Better bubble: East. While I can absolutely envision Mark Spector shimmying through an air duct and tiptoeing along the catwalk at Rogers Place, he strikes me as more of a lone wolf operator. When it comes to a coordinated operation, my money’s on the sheer numbers of hockey writers and broadcasters in Toronto, who will only swell in size and strength the further into the playoffs the Leafs go. (I envision Pierre LeBrun in the role of the Doof Warrior, blaring Rush.)

Best Overall Bubble Perk

Better bubble: The East bubble gives players access to BMO Field, AND it has pickleball! Say no more.

Most Compelling Player(s) to Follow

When Steven Stamkos shut down his regular season on March 2 for surgery on a core muscle injury, it was one more in a series of setbacks for the electric Lightning sharpshooter. The season’s layoff allowed Stamkos to get back to full strength, and although he hurt himself again in a voluntary workout a few weeks ago, he will most likely be back in action soon.

This is a fortunate break for the Lightning, who’ll need their captain if they want to shrug off their past playoff ghosts and take advantage of this strange situation. The interplay between Stamkos and Lightning coach Jon Cooper has always felt slightly chilly, and it’s hard to know how either might react to a disappointing showing on the heels of last season’s Presidents’ Trophy campaign that ended in a first-round sweep by the Blue Jackets.
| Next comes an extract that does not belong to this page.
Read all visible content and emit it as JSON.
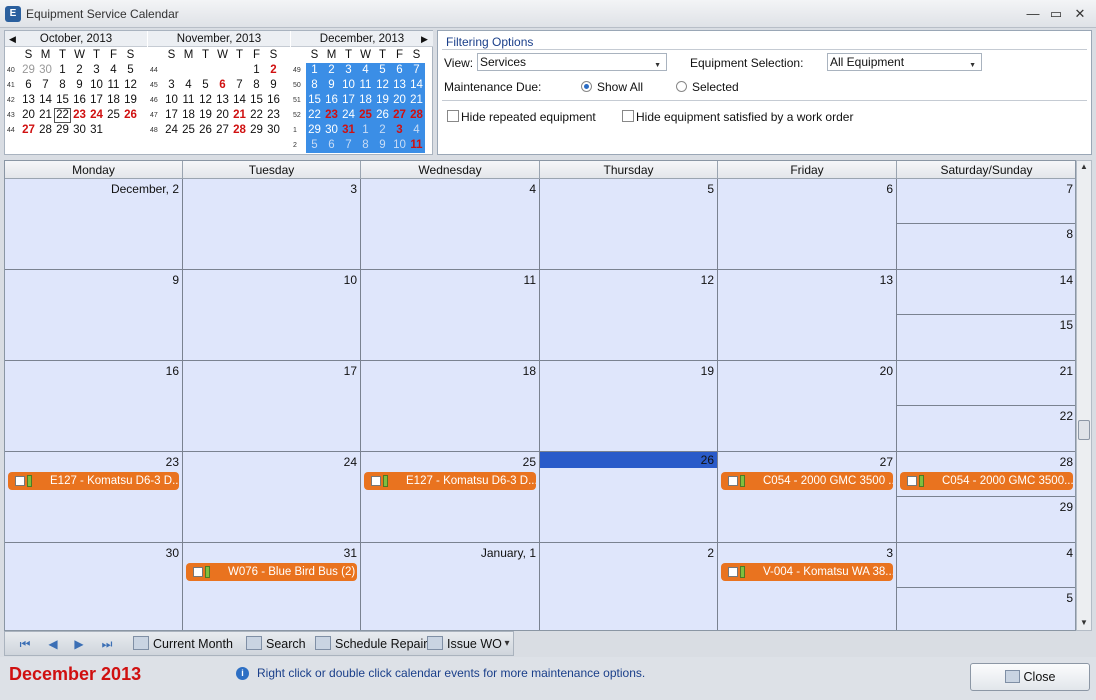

In Washington, the late-February acquisition of the talented but often underperforming Ilya Kovalchuk could yield fascinating results, with Kovalchuk—a pal of Alex Ovechkin, who is surely eager to pick up where he left off from the left circle—able to slot in as one more weapon on an offensively terrifying team.

It’s a younger cohort of players who may carve out truly memorable performances in this strange summer showcase, though. This includes Blue Jackets defenseman Seth Jones, whose return from injury comes at an opportune time, and the usual young guns on the Oilers and Leafs. Rangers goalie Igor Shesterkin took some starting time from Henrik Lundqvist this season; will he finish the year in net? And don’t forget about Quinn Hughes and Elias Pettersson in Vancouver, both of whom will be experiencing an NHL postseason for the first time and have very little to lose by going all out.

Better bubble: Sorry, Stammer: the answer here is West. In a coaches poll done by The Athletic, there was an overwhelming consensus answer to the question of: “Which star player has the ability to carry his team to the Stanley Cup?” No one got even half as many votes as the Colorado Avalanche’s Nathan MacKinnon, a respected player coming off three straight 90-plus-point seasons who nevertheless has flown as quietly under the radar as humanly possible. (Despite having played seven seasons in the NHL, he’s still only 24 years old.) Should the newly-healthy Avalanche live up to their true potential as contenders, it could establish a lasting reputation for MacKinnon as one of the league’s most important leaders.

Worst Dressed

Better bubble: I don’t even have to look into what sort of fashions are planned in Toronto; I’ve seen enough. (Bangs gavel with Minnesota Wild team logo on it.) Go West, you collared kings. Godspeed.